=== Data shown ===
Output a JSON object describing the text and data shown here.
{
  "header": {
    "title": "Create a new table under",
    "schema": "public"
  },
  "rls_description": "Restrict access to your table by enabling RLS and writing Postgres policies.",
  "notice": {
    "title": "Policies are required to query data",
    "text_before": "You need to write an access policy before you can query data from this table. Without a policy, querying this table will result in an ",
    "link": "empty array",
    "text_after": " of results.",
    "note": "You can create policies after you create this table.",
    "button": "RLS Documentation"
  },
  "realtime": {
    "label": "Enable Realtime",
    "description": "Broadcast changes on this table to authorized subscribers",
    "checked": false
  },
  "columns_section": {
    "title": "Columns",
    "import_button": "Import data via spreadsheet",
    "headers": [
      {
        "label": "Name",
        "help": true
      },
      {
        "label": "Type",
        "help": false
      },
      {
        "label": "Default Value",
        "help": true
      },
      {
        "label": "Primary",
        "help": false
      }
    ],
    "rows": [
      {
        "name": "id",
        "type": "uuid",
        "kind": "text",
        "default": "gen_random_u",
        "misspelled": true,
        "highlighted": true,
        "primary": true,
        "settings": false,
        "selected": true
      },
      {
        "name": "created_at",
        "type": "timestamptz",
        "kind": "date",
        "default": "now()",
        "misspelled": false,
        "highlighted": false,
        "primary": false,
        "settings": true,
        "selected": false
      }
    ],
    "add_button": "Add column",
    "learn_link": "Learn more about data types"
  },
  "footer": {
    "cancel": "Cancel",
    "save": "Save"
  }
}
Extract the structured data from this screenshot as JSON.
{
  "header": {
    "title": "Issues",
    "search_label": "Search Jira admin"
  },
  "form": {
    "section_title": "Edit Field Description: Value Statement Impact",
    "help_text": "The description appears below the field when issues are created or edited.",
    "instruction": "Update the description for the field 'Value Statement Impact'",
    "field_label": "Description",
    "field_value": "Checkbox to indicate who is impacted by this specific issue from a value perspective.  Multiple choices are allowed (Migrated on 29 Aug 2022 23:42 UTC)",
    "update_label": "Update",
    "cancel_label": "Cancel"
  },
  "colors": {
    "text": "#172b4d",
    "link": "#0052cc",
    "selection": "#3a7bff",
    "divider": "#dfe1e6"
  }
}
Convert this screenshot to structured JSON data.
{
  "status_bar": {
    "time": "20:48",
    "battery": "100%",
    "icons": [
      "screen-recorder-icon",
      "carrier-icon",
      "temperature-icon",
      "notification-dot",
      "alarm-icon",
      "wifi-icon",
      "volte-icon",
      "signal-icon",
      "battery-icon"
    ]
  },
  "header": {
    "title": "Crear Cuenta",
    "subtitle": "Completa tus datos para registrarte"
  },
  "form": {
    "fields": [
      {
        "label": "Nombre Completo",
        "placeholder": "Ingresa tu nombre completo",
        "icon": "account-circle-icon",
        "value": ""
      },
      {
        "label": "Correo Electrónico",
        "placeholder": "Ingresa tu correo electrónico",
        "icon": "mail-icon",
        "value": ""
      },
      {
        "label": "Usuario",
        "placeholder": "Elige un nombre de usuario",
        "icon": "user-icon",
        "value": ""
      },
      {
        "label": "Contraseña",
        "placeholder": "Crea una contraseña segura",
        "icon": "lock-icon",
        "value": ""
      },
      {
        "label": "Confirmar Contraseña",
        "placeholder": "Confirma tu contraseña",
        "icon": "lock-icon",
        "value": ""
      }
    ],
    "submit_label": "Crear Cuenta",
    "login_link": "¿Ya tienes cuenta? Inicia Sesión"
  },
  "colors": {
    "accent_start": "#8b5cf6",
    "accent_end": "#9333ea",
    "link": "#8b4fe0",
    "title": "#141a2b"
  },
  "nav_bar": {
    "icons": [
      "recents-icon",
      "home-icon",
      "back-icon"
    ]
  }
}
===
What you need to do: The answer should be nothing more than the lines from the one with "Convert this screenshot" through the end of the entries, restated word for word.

Answer to this exercise:
Convert this screenshot to structured JSON data.
{
  "status_bar": {
    "time": "20:48",
    "battery": "100%",
    "icons": [
      "screen-recorder-icon",
      "carrier-icon",
      "temperature-icon",
      "notification-dot",
      "alarm-icon",
      "wifi-icon",
      "volte-icon",
      "signal-icon",
      "battery-icon"
    ]
  },
  "header": {
    "title": "Crear Cuenta",
    "subtitle": "Completa tus datos para registrarte"
  },
  "form": {
    "fields": [
      {
        "label": "Nombre Completo",
        "placeholder": "Ingresa tu nombre completo",
        "icon": "account-circle-icon",
        "value": ""
      },
      {
        "label": "Correo Electrónico",
        "placeholder": "Ingresa tu correo electrónico",
        "icon": "mail-icon",
        "value": ""
      },
      {
        "label": "Usuario",
        "placeholder": "Elige un nombre de usuario",
        "icon": "user-icon",
        "value": ""
      },
      {
        "label": "Contraseña",
        "placeholder": "Crea una contraseña segura",
        "icon": "lock-icon",
        "value": ""
      },
      {
        "label": "Confirmar Contraseña",
        "placeholder": "Confirma tu contraseña",
        "icon": "lock-icon",
        "value": ""
      }
    ],
    "submit_label": "Crear Cuenta",
    "login_link": "¿Ya tienes cuenta? Inicia Sesión"
  },
  "colors": {
    "accent_start": "#8b5cf6",
    "accent_end": "#9333ea",
    "link": "#8b4fe0",
    "title": "#141a2b"
  },
  "nav_bar": {
    "icons": [
      "recents-icon",
      "home-icon",
      "back-icon"
    ]
  }
}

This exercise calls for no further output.